Spaghetti con bottarga
Posted July 31, 2010on:
Bottarga di muggine is made from the roe of the grey mullet (muggine), which is extracted, molded in its membrane, salted and then dried in the sun. It is most commonly used in Sardinian cuisine so it is no surprise that the finest bottarga comes from the mullets fished in the Cabras, a lake off the shores of western Sardinia.
Below is a picture of 1 piece of bottarga but it typically comes in pairs and there is an amber-orange to dark reddish-brown color to it, depending on how you look at it.The taste is salty, even briny but there is a delicate undertone of spiciness that lingers in your mouth.
Another kind is bottarga di tonno, the roe of the tuna. This one is drier and sharper in texture while being coarser in flavour. This type of bottarga is more commonly used by cuisines found in the eastern Mediterranean.

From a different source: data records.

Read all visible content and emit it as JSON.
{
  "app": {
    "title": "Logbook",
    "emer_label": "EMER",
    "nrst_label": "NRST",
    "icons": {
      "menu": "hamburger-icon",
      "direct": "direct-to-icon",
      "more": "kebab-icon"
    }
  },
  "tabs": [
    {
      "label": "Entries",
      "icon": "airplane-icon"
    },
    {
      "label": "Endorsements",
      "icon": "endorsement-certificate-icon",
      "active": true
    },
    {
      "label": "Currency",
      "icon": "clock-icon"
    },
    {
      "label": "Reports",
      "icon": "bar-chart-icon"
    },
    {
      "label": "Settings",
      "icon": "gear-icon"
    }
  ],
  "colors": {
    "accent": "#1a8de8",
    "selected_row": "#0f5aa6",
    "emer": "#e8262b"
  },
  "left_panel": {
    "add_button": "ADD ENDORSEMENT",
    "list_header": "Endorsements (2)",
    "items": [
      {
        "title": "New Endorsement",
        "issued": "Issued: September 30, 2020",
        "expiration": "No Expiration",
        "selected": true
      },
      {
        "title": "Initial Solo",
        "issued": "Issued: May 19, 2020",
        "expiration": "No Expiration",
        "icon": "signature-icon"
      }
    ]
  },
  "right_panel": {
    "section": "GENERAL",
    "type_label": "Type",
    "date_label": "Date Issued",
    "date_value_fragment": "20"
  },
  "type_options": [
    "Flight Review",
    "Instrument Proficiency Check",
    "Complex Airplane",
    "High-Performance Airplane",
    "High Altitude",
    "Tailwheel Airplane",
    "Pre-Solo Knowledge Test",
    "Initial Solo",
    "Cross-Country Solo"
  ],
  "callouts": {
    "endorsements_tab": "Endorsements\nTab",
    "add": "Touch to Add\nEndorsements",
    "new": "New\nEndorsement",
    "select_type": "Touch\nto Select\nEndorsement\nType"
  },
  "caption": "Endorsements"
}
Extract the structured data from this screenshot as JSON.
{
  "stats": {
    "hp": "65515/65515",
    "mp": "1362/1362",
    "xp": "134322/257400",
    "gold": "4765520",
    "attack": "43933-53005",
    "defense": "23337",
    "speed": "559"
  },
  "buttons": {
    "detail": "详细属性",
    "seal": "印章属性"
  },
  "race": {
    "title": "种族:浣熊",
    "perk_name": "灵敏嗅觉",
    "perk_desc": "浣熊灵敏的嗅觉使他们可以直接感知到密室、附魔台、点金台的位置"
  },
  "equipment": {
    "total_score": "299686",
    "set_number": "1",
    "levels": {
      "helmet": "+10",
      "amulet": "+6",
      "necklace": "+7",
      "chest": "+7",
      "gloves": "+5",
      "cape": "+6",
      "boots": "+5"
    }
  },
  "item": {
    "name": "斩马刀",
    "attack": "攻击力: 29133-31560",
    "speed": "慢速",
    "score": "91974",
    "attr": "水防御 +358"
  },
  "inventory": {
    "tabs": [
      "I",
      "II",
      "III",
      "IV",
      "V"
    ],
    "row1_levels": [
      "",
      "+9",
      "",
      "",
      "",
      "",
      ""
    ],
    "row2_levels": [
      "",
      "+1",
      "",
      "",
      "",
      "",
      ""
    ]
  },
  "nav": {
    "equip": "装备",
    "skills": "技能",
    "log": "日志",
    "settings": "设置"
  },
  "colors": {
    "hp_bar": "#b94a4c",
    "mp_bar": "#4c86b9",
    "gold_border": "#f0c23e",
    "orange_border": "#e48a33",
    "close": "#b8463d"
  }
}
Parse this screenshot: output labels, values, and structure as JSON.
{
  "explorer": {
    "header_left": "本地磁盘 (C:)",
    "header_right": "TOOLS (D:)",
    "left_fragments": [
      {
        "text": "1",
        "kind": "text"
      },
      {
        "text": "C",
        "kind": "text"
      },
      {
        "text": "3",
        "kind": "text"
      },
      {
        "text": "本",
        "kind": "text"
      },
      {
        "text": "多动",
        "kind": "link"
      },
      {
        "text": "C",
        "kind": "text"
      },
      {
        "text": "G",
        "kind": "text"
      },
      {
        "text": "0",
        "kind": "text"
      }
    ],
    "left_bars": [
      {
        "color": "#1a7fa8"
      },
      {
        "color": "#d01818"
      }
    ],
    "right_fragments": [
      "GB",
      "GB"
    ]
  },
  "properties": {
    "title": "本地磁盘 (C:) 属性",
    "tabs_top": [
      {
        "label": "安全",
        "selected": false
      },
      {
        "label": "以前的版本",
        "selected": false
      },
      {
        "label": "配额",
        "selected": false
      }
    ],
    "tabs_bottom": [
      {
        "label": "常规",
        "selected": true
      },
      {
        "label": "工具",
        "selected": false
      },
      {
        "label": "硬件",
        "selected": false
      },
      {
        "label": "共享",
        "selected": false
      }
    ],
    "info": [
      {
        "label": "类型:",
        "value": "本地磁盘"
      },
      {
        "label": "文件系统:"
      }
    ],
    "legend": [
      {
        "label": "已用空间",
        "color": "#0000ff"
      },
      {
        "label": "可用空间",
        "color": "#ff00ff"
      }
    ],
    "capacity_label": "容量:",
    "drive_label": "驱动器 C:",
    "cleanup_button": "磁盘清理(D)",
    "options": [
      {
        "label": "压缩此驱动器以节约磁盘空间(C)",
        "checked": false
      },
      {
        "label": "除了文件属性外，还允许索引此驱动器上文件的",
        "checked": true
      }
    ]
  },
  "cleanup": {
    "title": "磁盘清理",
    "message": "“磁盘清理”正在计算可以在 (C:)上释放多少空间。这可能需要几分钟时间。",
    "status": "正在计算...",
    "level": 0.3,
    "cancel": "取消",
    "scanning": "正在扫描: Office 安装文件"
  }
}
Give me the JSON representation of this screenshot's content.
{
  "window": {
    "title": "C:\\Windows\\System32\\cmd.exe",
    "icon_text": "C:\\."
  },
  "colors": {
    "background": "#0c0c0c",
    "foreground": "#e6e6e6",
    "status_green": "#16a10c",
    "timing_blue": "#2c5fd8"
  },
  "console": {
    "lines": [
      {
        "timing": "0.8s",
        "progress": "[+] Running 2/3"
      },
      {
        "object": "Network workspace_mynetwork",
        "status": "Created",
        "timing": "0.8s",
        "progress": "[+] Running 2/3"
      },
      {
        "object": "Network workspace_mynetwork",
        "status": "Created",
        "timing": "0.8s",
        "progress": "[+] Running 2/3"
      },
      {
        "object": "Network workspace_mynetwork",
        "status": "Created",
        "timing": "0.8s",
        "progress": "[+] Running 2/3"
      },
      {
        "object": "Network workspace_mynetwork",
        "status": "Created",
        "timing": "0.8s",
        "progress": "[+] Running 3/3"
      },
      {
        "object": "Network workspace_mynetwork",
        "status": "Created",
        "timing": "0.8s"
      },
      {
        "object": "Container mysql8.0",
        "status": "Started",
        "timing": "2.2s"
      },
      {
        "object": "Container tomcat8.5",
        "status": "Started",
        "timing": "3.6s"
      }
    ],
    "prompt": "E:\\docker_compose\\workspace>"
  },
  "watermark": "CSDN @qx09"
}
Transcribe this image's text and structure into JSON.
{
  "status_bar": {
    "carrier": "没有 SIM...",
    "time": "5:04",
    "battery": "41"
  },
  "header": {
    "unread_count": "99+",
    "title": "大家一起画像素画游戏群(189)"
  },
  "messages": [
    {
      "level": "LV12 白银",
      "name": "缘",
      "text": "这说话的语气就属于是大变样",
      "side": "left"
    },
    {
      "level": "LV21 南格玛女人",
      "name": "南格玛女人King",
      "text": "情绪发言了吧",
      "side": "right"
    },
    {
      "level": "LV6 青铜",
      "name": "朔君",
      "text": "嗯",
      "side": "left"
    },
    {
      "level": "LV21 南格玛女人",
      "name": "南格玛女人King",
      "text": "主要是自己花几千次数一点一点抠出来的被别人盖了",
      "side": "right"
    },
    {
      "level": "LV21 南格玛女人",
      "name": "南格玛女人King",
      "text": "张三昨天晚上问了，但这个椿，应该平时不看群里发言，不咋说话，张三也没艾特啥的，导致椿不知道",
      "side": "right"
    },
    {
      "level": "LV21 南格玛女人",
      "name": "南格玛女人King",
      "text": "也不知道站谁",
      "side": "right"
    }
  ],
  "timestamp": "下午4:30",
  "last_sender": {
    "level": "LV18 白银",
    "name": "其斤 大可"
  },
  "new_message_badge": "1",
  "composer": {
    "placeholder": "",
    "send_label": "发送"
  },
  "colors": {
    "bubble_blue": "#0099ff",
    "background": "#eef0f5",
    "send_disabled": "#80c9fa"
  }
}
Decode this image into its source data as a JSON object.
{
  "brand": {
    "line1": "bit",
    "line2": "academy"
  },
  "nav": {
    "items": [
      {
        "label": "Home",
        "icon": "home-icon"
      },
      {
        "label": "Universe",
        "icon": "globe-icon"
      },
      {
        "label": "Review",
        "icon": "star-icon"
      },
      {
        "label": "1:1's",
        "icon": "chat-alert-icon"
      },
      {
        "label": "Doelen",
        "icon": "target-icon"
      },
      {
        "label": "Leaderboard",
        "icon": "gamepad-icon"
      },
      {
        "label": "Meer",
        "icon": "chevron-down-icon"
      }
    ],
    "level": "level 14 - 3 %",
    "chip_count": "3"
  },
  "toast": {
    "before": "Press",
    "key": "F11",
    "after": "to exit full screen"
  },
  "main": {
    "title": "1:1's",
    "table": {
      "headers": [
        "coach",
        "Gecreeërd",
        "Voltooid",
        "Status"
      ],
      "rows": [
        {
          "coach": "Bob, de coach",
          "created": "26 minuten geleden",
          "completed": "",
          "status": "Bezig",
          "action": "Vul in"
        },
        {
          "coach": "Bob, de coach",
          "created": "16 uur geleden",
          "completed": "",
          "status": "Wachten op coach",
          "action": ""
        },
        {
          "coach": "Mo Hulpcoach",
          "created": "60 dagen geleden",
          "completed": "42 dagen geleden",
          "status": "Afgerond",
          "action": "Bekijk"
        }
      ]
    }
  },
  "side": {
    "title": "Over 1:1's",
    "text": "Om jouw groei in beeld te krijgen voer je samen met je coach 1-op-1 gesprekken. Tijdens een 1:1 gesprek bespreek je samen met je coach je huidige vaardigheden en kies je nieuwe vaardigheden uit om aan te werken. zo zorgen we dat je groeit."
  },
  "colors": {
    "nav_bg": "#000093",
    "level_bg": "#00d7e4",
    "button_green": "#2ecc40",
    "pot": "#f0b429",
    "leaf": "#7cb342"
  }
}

There are 2 main schools of cooking with bottarga: those who use olive oil and those who use butter. Olive oil are for traditionalists, who maintain that fish should only be cooked in olive oil; whereas butter is believed to soften and sweet the strong flavours of the bottarga.
While I would prefer to cook with butter, I decided to use olive oil this time. In Sardinia, the traditional pasta used is malloreddus, which is something like gnocchi. However we can just substitute it with spaghetti or even tonnarelli.
First you have to grate the bottarga roe finely, about 1/4 cup is enough for 2 people as bottarga isn’t cheap at all.
Then together with a large pinch of salt, sauté the onions in olive oil until slightly browned.
Once the pasta is done, mix it with some good quality extra virgin olive oil, like the “Santini” I used before. Then toss it a few times with the onions and sauce in the pan. Finally, sprinkle a tablespoon of chopped parsley, a small pinch of lemon zest, and finally the grated bottarga. Toss throughly to ensure even coating of the pasta.
And there you have it, the simple yet delicious spaghetti con bottarga!